“I make the plans” is closer, but still not accurate. The overall plan is dictated by realities of production, by the budget and the available resources, by the timeline to release. I don’t think I’ve ever made a plan that didn’t fall apart the moment we started to execute it. Then I’m revising the design on the fly, accounting for all the things we’re learning as we go.
I’m going to propose a definition of the job of the designer. You probably won’t agree with it, but that’s okay. This is how I understand what I’m doing, what the particular value I bring to a game project is.
Game designers empathize with the players.
The job of the game designer is to visualize the experience of playing the game. What parts of it are fun? What parts are painful, or boring, or frustrating?
This act of visualization doesn’t really seem that momentous. Anyone can do that, you may say. It’s just using your imagination.
The skill involved in being a good designer is being accurate. Recognizing what parts of the game need revision before the programmers code them and the artists model them. The game designer is a defensive position: we’re defending the production from false starts and red herrings.
A good designer will be able to listen to a description of a game system, envision the player experience of that game system, and from that visualization identify what parts of the system are bad and what parts are good. They also can make the call: is overall idea is compelling enough to the hypothetical player to pursue further?
One of the rules I live by is that you can’t design games you don’t want to play. Your lack of enthusiasm for the game will come through in its design. If you don’t find anything interesting about the first person shooter genre, you will not be able to effectively design a first person shooter. The reason is simple: you, the designer, have to fill the player’s role in conversations about the game.
Your empathy for the player, your recognition that ‘this is fun’ and ‘this is boring’, is the value you bring to a project. If you think it’s all boring, because you would not choose to play that type of game, you’re going to produce a flaccid design, regardless of how many bullet-point features you include. If you’ve ever played a game and found yourself wondering ‘why does this have a crafting system?’ or ‘why is this game open-world?’, you’ve seen the effects of this lack of empathy.
When you have game designers on your team in any capacity, what you’re getting is moment-to-moment empathy with the player. A level designer is imagining the gameplay that will happen in the features she creates. A weapon designer is imagining the scenarios that will result from the range and accuracy of the weapon, the player experience of using it, the excitement or lack thereof when the player finds it. These designers are, at every moment, discarding ideas that are dead-ends, exploring possible outcomes and cutting any that aren’t interesting.

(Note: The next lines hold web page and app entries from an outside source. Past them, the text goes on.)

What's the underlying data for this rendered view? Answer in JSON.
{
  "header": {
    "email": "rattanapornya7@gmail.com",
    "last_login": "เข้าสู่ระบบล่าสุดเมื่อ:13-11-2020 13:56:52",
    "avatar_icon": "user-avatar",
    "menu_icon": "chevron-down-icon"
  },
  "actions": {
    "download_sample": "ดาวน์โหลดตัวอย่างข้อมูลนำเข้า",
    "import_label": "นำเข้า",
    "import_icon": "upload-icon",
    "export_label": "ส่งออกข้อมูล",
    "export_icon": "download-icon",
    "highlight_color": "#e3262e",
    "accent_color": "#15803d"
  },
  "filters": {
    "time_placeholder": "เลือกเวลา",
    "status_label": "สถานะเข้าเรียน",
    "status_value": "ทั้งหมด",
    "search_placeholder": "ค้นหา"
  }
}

But when you have senior designers in a leadership capacity on your team, you’re applying that same player-centered analysis to the whole project. You’re identifying dead-ends on a much larger scale. You’re cutting out dead weight from the game before you even put it on the schedule. You’re streamlining the route between pre-production and a shipped game.
This is a scary prospect if you’re not a designer yourself. “How does she know this system is bad? How does she know this won’t be fun? It sounds fun to me!”
I want to dive further into the notion that anyone can do what a designer does in a future essay, so for now I’ll just say: it sounds fun to you because you’re not the designer. Your job isn’t to visualize the player experience of a game system. You can do that, to some extent, and you have to in order to meaningfully participate in conversations about design… but you shouldn’t mix up your surface-level understanding of the design discipline with the designer’s hard-earned skill set.
You hired us for a reason. This is that reason. Let us do our jobs.